Cultural resistance: Cultural resistance to change can block technological progression and innovation, and lack of a shared vision for leveraging technology across domains deters integration. Cultural barriers include willingness to share data, resistance to new technology, and gaps in teamwork.
“There is a culture in the technology environment in defence that has been very risk averse in adopting new innovative technologies,” said Thompson. “The defence IT community needs to break away from tried and tested information systems that fail to leverage the advantages of modern information platforms. To meet the goal of better integration, they need their technology to be more fleet of foot, more agile and adventurous, so they can take full advantage of future-proof innovation that solves the problems not only of today, but also the unforeseen in 12, 18, 24 months time.”
However, the report also highlighted an area with great opportunity to boost integration: automation. The use of automation was highlighted as being among the key capabilities that could boost integration across defence, with a large majority (87%) of respondents saying it was either very or somewhat important to improving integration, with nearly half (48%) regarding it as “very important”.
Logistics supply (65%), intelligence fusion (51%) and performance reporting (40%) emerged as the top three tasks or workflows in which respondents thought greater integration could be unlocked by automation.
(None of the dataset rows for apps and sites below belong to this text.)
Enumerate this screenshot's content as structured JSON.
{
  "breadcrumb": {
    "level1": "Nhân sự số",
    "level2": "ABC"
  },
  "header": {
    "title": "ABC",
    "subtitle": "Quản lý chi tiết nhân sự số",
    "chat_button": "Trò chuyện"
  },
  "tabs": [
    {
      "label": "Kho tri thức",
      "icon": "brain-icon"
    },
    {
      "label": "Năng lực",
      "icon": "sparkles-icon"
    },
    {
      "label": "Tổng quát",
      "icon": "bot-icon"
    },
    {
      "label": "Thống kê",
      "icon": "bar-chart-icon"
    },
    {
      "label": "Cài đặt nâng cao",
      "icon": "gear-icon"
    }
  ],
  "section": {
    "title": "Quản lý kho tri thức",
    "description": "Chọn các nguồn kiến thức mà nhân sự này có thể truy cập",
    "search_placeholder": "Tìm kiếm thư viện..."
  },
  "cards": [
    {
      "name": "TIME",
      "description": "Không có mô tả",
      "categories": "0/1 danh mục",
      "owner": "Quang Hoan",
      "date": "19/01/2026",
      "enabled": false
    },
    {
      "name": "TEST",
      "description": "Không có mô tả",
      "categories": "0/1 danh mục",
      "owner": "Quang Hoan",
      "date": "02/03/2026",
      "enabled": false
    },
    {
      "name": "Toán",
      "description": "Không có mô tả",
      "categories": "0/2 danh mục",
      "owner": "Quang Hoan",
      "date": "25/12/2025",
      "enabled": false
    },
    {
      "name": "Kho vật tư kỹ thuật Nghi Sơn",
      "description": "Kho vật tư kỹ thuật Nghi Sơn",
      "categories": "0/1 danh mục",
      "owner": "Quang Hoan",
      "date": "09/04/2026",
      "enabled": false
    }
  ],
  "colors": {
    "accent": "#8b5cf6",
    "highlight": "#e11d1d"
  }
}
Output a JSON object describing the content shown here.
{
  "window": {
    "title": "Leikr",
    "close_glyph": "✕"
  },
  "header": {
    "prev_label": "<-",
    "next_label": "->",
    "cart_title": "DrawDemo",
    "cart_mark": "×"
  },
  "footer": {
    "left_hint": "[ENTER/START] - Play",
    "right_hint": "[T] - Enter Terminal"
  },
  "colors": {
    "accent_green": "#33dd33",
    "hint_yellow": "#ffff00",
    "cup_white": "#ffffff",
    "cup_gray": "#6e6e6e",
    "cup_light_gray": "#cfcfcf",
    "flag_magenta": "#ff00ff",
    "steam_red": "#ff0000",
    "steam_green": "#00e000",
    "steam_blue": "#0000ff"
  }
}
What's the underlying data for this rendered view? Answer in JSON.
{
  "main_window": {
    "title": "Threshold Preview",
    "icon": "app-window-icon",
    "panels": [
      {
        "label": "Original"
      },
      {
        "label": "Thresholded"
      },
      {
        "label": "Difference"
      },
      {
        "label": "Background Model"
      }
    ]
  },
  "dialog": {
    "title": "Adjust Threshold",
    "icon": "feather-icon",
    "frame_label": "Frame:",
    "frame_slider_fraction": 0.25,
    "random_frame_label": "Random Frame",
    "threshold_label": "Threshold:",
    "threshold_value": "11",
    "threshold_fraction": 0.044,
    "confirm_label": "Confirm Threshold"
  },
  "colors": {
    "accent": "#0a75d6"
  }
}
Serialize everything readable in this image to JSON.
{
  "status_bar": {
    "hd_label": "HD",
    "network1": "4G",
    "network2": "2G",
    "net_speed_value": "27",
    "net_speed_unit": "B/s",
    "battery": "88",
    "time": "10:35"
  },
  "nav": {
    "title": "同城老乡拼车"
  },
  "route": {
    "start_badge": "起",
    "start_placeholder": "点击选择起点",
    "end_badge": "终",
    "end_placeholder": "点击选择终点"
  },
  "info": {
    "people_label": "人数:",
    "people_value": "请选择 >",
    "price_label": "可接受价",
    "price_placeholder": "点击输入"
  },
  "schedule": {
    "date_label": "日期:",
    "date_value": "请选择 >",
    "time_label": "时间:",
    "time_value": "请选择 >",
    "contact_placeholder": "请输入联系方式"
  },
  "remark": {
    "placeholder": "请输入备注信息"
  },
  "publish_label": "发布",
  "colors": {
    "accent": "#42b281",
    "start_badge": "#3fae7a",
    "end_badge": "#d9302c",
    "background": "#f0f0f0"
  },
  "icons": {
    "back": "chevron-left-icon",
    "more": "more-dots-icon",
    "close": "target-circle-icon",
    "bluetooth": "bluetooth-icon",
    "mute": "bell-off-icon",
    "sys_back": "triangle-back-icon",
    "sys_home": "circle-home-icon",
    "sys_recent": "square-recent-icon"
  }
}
“The opportunities for automation are just extraordinary within highly complex, large scale workflows,” Thompson said. “The more humans are part of a process, the more mistakes are made. In a defence context, they’re mistakes that can be costly and they don't need to be made if you have the capability to improve the accuracy of data process and workflow."